New Delhi: Several truck and transporters’ associations have jointly announced that they will be protesting for a week beginning July 1 to demand insurance cover for all truck drivers. The truck drivers, the associations say, will honk the horns of their vehicles for one minute at 1 pm every day through the week, to symbolically register their protest and to demand that the government provide each truck driver with insurance cover.
The associations argue that truck drivers are ‘corona warriors’ and face the threat of getting infected in performing their job, which involves transporting essential goods. They have written to minister of road transport and highways Nitin Gadkari under the umbrella ‘Driver’s Life matters’.
“Sir, COVID is not going to end today or tomorrow. Though a remedy may be found soon, administering to the needy going to be a long-drawn process. So, our truck driver brethren are going to be exposed to this pandemic for a very long period,” a portion of the letter reads.
It goes on to argue that truck drivers should also be provided health risk cover in the light of COVID-19, like healthcare professionals have been provided. “Sir, you keep maintaining that transport is the backbone of our economy. Yet, this lapse of leaving truck drivers out of the risk cover ambit is a mystery,” the letter signed by Girish Mirchandani, convenor of ‘Driver’s Life Matters’, says.
Now truck drivers across the country will honk their horn at 1 pm every day for a week starting July 1, the letter notes, to register their protest.

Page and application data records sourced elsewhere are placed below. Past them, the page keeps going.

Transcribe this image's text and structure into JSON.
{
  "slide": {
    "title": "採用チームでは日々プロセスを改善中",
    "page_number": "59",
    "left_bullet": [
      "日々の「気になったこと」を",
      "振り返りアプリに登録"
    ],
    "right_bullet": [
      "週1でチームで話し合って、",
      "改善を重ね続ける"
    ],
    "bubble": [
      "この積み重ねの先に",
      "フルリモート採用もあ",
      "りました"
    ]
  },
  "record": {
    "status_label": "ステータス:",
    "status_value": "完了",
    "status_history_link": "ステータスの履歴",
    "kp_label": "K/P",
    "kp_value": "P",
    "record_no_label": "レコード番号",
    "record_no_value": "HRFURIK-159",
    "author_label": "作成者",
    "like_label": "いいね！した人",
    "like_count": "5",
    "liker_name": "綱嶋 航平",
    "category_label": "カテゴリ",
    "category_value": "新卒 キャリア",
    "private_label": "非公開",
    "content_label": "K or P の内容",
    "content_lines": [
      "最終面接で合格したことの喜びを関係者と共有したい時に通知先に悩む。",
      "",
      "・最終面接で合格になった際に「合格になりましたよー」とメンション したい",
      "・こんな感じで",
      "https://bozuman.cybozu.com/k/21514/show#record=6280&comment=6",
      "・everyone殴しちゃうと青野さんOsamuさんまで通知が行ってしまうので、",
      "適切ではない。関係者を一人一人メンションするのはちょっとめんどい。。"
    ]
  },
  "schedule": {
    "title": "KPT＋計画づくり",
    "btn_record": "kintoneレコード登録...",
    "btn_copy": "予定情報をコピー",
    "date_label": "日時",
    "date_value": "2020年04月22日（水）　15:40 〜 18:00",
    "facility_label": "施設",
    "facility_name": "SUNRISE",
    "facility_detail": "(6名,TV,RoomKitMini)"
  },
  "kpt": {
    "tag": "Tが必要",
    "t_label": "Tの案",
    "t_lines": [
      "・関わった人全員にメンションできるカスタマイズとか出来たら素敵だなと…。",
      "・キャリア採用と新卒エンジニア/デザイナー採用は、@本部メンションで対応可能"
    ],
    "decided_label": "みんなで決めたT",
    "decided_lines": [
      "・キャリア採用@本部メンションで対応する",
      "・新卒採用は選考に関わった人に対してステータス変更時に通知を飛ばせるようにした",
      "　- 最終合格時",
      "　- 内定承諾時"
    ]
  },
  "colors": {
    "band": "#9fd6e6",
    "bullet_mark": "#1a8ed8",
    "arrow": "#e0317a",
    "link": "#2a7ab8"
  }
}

The All India Transporters’ Welfare Association (AITWA) will be supporting the weeklong initiative. Its chairman Pradeep Singhal told The Wire that it had first pointed out to the government the need for insurance cover in March, a few days after the lockdown was imposed.
“But there has been absolutely no progress. We even said that we will share the cost. But nothing has happened for three months,” he said. “The government is simply not listening.”
Singhal explained that even now, truck drivers are reluctant to return to work due to the fear of getting infected. “Or their families don’t want them to join because of the risk of the virus. The drivers also fear what will happen to their families if something goes wrong. That is why it is essential that the drivers be provided insurance coverage for some sort of security,” he said.
Singhal also said that the truckers have asked the government to waive off road tax, permit cost and insurance charges for two months. “The vehicles were stranded for that period. So why should truckers have to pay for tax, permits and insurance when the trucks were not used? But again, the government has not done anything to provide relief.”
Even now, the AITWA estimates, the truck industry is only working at about 60% of its full capacity. “Only about 60% of industries and factories have opened up. So, we are not at full demand level,” Singhal said.
There are about eight million trucks in the country and according to the AITA about three million are still not in use as industrial activity is yet to come back to full capacity.